Start of EXERCISE DATA

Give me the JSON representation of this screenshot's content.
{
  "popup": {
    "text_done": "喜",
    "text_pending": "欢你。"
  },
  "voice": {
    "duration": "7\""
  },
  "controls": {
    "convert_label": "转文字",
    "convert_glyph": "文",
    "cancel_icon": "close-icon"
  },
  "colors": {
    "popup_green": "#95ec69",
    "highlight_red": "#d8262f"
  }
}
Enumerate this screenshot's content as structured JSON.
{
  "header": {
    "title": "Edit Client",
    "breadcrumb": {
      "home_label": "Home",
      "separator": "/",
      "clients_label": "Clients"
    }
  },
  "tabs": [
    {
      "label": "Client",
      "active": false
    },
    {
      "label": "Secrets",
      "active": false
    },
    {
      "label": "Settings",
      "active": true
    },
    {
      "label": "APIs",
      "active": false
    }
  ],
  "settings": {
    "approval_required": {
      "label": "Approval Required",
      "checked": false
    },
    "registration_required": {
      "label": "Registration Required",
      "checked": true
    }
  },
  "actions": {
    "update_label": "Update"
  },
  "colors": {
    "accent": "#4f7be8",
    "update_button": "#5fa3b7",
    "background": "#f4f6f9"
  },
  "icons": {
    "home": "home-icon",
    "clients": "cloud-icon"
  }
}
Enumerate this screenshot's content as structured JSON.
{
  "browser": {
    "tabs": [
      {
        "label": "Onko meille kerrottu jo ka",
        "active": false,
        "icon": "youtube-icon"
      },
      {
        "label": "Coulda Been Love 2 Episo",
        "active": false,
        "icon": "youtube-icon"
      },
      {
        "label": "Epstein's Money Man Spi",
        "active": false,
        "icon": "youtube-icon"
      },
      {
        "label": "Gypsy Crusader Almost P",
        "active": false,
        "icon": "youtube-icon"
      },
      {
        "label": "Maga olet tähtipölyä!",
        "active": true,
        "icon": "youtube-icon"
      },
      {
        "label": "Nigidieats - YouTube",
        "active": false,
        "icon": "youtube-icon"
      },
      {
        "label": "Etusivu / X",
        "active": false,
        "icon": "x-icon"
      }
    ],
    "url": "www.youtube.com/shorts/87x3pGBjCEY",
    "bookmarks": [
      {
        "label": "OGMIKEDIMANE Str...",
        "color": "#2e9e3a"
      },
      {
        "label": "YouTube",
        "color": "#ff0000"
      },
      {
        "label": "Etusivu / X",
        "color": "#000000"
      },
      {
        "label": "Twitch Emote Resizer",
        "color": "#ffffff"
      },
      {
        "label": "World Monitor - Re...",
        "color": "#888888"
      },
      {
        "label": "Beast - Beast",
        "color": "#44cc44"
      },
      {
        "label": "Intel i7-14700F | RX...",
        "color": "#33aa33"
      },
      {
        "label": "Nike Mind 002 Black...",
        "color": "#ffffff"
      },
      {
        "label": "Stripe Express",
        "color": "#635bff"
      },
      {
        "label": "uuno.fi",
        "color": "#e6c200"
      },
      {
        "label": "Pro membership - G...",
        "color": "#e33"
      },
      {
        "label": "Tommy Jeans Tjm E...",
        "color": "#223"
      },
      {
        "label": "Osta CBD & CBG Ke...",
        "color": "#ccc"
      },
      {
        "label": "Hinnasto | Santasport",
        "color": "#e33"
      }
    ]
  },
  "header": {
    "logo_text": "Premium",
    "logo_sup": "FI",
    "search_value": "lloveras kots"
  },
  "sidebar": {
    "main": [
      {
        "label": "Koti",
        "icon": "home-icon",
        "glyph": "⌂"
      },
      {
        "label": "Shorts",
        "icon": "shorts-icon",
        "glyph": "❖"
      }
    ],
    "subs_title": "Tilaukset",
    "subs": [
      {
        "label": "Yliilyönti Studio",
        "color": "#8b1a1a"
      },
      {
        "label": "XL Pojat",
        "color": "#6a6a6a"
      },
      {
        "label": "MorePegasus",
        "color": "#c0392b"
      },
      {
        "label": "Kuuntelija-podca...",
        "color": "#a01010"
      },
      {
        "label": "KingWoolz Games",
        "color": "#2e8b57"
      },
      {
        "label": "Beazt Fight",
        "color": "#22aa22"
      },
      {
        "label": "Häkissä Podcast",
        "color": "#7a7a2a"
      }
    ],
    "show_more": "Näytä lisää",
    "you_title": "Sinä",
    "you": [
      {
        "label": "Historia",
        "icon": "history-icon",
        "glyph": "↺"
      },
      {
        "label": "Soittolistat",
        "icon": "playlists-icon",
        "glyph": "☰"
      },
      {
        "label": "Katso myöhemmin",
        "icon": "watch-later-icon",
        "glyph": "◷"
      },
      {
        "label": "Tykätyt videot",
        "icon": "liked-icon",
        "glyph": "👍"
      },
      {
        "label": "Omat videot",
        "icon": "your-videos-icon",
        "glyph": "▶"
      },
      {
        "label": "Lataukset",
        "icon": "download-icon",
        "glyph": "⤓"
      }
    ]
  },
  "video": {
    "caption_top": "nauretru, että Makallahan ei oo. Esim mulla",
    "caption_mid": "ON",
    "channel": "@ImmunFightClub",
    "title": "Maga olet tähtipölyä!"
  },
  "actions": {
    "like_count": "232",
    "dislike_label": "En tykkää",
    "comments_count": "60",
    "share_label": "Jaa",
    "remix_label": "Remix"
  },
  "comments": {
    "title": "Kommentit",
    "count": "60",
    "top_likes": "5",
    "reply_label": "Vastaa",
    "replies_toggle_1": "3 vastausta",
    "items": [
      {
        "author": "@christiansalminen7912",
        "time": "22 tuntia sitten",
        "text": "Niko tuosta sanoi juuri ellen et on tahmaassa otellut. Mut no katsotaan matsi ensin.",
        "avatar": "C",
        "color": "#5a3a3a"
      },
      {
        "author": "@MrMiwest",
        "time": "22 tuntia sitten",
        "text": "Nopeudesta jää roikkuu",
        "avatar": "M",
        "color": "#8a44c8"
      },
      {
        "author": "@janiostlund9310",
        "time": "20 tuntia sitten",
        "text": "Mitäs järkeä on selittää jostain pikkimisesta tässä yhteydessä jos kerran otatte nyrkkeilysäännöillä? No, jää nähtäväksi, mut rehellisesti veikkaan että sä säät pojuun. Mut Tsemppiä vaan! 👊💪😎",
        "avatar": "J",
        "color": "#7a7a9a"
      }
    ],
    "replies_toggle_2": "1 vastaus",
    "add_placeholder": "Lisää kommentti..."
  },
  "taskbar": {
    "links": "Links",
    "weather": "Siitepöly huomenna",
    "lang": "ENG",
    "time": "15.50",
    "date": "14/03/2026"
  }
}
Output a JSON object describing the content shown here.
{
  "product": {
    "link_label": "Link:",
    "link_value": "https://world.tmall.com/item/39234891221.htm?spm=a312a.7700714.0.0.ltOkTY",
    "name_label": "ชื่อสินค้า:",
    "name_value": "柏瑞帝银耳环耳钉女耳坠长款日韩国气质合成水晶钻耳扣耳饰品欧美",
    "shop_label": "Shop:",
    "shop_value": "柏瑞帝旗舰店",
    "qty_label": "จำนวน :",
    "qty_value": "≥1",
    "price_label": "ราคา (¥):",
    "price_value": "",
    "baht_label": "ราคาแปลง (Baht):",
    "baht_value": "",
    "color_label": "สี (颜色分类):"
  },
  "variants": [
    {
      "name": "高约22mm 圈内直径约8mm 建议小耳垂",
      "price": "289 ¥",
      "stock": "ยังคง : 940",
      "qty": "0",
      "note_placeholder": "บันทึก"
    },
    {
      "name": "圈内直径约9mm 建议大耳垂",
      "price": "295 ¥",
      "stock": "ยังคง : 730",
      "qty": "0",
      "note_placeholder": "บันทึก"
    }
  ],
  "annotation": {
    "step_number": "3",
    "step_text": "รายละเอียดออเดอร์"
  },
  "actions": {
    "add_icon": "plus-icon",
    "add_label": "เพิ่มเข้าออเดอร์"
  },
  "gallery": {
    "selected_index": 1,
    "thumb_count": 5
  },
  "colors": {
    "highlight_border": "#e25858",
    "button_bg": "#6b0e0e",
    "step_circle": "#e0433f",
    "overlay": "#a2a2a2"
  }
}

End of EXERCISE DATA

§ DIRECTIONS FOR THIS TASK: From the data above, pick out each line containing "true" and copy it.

§ RESULT FOR THIS TASK:
      "active": true
      "checked": true
        "active": true,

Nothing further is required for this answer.